Exercise.
Copy the records word for word, omitting all pictures.

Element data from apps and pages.
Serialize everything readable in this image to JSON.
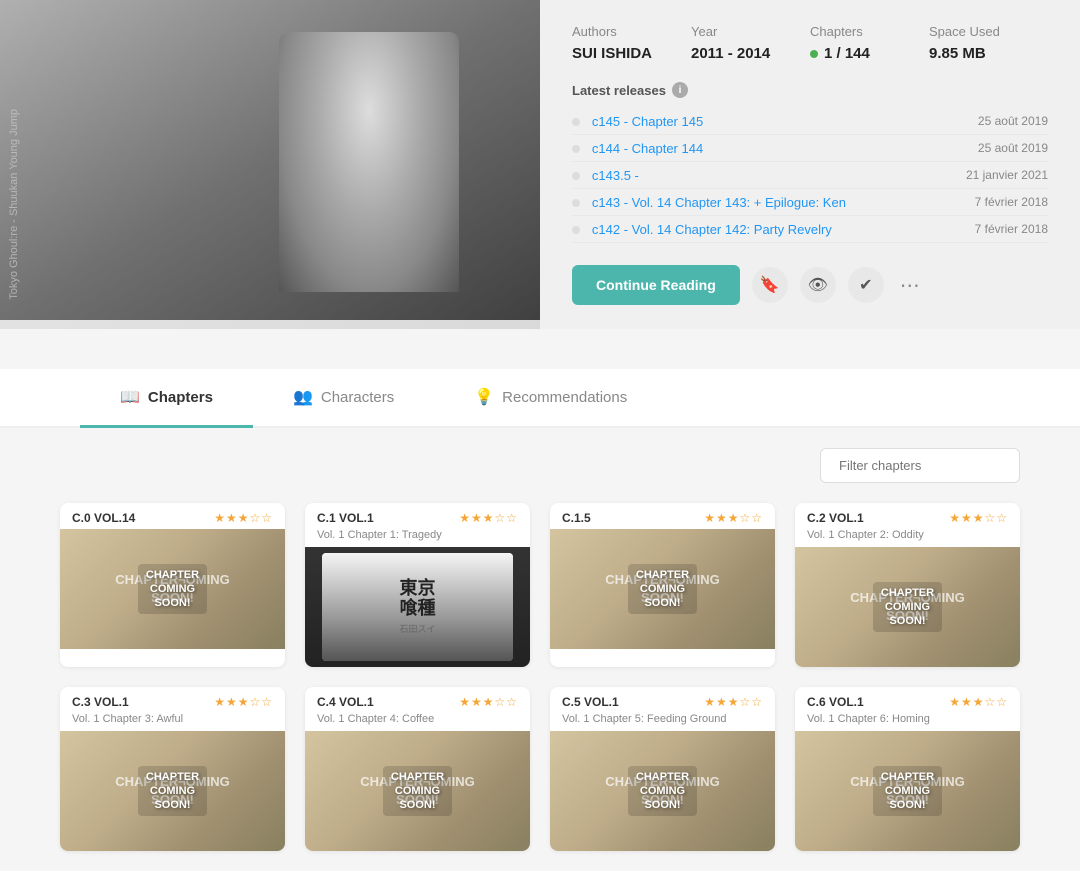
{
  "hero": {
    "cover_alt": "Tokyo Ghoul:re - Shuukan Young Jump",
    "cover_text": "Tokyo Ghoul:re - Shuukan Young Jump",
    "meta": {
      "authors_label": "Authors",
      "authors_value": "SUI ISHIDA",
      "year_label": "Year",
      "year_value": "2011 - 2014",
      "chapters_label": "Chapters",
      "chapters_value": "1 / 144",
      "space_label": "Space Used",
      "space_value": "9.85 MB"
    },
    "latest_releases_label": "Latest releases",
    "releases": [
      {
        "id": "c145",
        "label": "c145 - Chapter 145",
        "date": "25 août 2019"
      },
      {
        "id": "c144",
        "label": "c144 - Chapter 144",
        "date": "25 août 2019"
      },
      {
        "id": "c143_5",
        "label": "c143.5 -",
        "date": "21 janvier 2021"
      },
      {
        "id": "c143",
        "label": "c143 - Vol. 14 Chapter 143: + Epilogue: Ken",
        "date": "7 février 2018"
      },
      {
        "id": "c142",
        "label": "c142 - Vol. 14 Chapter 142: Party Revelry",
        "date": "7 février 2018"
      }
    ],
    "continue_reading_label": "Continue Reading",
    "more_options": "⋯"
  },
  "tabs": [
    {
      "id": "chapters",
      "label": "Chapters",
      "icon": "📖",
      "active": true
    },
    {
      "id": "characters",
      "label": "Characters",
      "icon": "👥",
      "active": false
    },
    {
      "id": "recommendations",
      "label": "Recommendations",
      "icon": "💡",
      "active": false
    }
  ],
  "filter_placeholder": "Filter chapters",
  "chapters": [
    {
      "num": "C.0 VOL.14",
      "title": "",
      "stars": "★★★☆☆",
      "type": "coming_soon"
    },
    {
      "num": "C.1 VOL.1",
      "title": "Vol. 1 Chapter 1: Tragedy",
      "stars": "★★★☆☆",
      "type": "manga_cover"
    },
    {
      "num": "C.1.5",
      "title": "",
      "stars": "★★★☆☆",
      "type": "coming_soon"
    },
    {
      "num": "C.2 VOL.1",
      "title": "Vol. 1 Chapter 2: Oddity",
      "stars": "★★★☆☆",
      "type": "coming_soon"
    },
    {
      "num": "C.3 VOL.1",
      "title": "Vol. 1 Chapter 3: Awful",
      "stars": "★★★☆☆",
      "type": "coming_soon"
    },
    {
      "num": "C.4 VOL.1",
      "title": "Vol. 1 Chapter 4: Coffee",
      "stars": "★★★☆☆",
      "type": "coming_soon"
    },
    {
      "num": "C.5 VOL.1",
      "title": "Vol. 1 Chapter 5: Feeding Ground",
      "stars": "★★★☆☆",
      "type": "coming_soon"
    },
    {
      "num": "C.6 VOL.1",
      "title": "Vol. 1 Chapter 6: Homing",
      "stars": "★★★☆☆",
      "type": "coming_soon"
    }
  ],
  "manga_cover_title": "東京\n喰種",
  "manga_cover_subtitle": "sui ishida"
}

The answer.
Serialize everything readable in this image to JSON.
{
  "hero": {
    "cover_alt": "Tokyo Ghoul:re - Shuukan Young Jump",
    "cover_text": "Tokyo Ghoul:re - Shuukan Young Jump",
    "meta": {
      "authors_label": "Authors",
      "authors_value": "SUI ISHIDA",
      "year_label": "Year",
      "year_value": "2011 - 2014",
      "chapters_label": "Chapters",
      "chapters_value": "1 / 144",
      "space_label": "Space Used",
      "space_value": "9.85 MB"
    },
    "latest_releases_label": "Latest releases",
    "releases": [
      {
        "id": "c145",
        "label": "c145 - Chapter 145",
        "date": "25 août 2019"
      },
      {
        "id": "c144",
        "label": "c144 - Chapter 144",
        "date": "25 août 2019"
      },
      {
        "id": "c143_5",
        "label": "c143.5 -",
        "date": "21 janvier 2021"
      },
      {
        "id": "c143",
        "label": "c143 - Vol. 14 Chapter 143: + Epilogue: Ken",
        "date": "7 février 2018"
      },
      {
        "id": "c142",
        "label": "c142 - Vol. 14 Chapter 142: Party Revelry",
        "date": "7 février 2018"
      }
    ],
    "continue_reading_label": "Continue Reading",
    "more_options": "⋯"
  },
  "tabs": [
    {
      "id": "chapters",
      "label": "Chapters",
      "icon": "📖",
      "active": true
    },
    {
      "id": "characters",
      "label": "Characters",
      "icon": "👥",
      "active": false
    },
    {
      "id": "recommendations",
      "label": "Recommendations",
      "icon": "💡",
      "active": false
    }
  ],
  "filter_placeholder": "Filter chapters",
  "chapters": [
    {
      "num": "C.0 VOL.14",
      "title": "",
      "stars": "★★★☆☆",
      "type": "coming_soon"
    },
    {
      "num": "C.1 VOL.1",
      "title": "Vol. 1 Chapter 1: Tragedy",
      "stars": "★★★☆☆",
      "type": "manga_cover"
    },
    {
      "num": "C.1.5",
      "title": "",
      "stars": "★★★☆☆",
      "type": "coming_soon"
    },
    {
      "num": "C.2 VOL.1",
      "title": "Vol. 1 Chapter 2: Oddity",
      "stars": "★★★☆☆",
      "type": "coming_soon"
    },
    {
      "num": "C.3 VOL.1",
      "title": "Vol. 1 Chapter 3: Awful",
      "stars": "★★★☆☆",
      "type": "coming_soon"
    },
    {
      "num": "C.4 VOL.1",
      "title": "Vol. 1 Chapter 4: Coffee",
      "stars": "★★★☆☆",
      "type": "coming_soon"
    },
    {
      "num": "C.5 VOL.1",
      "title": "Vol. 1 Chapter 5: Feeding Ground",
      "stars": "★★★☆☆",
      "type": "coming_soon"
    },
    {
      "num": "C.6 VOL.1",
      "title": "Vol. 1 Chapter 6: Homing",
      "stars": "★★★☆☆",
      "type": "coming_soon"
    }
  ],
  "manga_cover_title": "東京\n喰種",
  "manga_cover_subtitle": "sui ishida"
}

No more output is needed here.